Entries from a dataset of interfaces:
::::

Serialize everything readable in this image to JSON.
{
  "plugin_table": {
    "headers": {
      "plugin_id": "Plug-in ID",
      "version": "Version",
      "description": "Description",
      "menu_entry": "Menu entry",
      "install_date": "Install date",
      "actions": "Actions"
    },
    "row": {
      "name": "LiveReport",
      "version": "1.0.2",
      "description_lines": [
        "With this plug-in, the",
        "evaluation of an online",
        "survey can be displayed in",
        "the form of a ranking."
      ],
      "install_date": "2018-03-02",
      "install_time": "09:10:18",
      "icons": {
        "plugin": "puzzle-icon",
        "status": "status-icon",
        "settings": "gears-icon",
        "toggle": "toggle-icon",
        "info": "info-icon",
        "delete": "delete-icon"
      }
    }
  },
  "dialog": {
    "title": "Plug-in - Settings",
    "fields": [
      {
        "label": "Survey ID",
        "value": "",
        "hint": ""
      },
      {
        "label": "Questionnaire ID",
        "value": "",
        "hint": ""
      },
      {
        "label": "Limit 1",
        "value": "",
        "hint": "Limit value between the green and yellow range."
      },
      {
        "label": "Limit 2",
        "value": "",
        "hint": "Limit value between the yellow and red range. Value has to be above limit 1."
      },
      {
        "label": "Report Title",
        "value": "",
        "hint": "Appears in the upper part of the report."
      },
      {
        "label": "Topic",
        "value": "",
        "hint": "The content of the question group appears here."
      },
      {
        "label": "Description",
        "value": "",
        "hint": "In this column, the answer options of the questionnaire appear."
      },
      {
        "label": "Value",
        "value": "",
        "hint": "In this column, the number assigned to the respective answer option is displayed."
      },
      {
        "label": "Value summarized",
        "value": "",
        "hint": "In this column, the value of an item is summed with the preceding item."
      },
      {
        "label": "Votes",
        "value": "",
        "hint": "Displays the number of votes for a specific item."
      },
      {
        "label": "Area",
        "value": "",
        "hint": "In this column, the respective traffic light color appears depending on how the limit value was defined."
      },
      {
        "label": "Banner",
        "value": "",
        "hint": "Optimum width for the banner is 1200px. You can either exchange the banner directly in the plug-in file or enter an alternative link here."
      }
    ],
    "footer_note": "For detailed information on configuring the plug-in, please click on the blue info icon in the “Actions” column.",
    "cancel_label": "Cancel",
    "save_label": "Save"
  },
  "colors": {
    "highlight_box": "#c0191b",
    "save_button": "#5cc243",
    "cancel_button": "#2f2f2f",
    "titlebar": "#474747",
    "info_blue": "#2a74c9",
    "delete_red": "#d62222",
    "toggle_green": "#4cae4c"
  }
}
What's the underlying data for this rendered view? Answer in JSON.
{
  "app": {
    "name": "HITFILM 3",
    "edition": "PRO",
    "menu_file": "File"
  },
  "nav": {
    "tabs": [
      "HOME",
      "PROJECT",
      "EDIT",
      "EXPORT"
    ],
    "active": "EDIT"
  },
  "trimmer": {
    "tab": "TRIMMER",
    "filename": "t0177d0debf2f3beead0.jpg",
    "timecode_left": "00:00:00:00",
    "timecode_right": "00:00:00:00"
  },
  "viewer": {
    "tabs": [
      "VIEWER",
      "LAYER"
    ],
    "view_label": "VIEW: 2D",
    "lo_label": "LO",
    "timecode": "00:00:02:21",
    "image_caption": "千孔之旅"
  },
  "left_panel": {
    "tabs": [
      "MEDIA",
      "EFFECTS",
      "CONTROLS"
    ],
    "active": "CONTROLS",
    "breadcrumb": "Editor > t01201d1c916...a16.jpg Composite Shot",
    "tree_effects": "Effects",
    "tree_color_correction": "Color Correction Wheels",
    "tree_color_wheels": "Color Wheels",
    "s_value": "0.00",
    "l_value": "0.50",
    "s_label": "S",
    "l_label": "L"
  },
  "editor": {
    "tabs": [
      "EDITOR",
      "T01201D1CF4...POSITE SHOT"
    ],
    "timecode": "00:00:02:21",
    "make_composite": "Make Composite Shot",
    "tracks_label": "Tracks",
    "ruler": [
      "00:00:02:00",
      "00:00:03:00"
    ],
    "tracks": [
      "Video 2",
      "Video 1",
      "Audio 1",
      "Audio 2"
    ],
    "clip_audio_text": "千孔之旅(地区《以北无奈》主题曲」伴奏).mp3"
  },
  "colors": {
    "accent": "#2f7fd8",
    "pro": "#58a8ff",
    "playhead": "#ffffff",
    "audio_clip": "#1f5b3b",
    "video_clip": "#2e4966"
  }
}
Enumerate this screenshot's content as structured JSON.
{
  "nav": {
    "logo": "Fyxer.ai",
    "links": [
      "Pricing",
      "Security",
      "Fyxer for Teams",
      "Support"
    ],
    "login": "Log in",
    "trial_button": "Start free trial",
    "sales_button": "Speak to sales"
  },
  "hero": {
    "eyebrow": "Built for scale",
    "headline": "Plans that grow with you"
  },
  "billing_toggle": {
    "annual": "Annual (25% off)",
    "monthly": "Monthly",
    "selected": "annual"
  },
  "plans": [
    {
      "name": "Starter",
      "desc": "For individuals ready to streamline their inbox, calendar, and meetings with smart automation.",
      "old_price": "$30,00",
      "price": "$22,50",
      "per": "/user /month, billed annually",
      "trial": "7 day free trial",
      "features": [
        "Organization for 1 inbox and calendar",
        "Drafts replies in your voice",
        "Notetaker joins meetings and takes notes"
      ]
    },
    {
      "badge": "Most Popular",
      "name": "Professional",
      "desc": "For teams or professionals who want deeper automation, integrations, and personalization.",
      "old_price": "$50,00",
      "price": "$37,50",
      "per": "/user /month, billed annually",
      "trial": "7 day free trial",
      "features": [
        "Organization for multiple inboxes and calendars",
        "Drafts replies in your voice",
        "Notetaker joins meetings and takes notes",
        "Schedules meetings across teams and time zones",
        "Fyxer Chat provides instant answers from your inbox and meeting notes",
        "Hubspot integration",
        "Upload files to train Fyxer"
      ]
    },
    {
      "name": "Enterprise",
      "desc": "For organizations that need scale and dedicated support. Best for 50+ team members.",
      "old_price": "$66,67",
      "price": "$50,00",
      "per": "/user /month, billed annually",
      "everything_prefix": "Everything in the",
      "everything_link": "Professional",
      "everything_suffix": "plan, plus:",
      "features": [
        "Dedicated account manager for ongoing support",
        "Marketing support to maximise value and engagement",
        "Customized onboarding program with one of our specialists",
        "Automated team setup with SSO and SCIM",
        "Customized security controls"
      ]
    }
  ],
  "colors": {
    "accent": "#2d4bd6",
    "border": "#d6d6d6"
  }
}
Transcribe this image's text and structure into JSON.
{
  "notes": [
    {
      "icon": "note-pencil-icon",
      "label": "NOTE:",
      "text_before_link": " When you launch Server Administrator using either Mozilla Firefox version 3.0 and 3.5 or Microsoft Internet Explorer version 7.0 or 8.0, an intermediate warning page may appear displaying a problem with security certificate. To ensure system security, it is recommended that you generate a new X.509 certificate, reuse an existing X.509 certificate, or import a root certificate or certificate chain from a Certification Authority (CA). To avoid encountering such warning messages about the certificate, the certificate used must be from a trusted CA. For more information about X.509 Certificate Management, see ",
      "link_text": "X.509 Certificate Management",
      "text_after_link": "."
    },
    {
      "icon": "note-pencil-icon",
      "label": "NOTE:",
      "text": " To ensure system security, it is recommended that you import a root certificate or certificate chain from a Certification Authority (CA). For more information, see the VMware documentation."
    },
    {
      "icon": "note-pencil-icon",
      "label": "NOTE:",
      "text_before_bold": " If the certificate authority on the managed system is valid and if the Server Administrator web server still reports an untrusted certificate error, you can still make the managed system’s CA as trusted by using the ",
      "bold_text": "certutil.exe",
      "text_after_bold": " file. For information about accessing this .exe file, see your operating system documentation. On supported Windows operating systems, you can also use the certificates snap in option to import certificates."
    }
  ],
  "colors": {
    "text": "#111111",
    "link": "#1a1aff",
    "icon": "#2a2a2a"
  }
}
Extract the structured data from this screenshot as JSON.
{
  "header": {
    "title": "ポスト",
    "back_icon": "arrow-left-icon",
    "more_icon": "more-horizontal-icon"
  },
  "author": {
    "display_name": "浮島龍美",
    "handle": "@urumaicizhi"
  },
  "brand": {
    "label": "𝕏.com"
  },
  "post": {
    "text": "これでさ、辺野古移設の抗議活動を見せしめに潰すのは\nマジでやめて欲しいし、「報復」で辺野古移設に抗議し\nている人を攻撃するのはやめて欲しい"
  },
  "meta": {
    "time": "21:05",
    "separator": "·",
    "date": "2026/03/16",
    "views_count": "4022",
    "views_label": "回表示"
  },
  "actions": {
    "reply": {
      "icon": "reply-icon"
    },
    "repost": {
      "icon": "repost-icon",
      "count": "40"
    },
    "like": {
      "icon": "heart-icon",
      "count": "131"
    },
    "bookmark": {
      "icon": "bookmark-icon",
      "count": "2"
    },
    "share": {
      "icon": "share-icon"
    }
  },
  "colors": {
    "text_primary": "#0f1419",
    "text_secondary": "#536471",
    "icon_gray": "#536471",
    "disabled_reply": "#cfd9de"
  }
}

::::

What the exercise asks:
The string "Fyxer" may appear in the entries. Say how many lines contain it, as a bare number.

Final answer:
4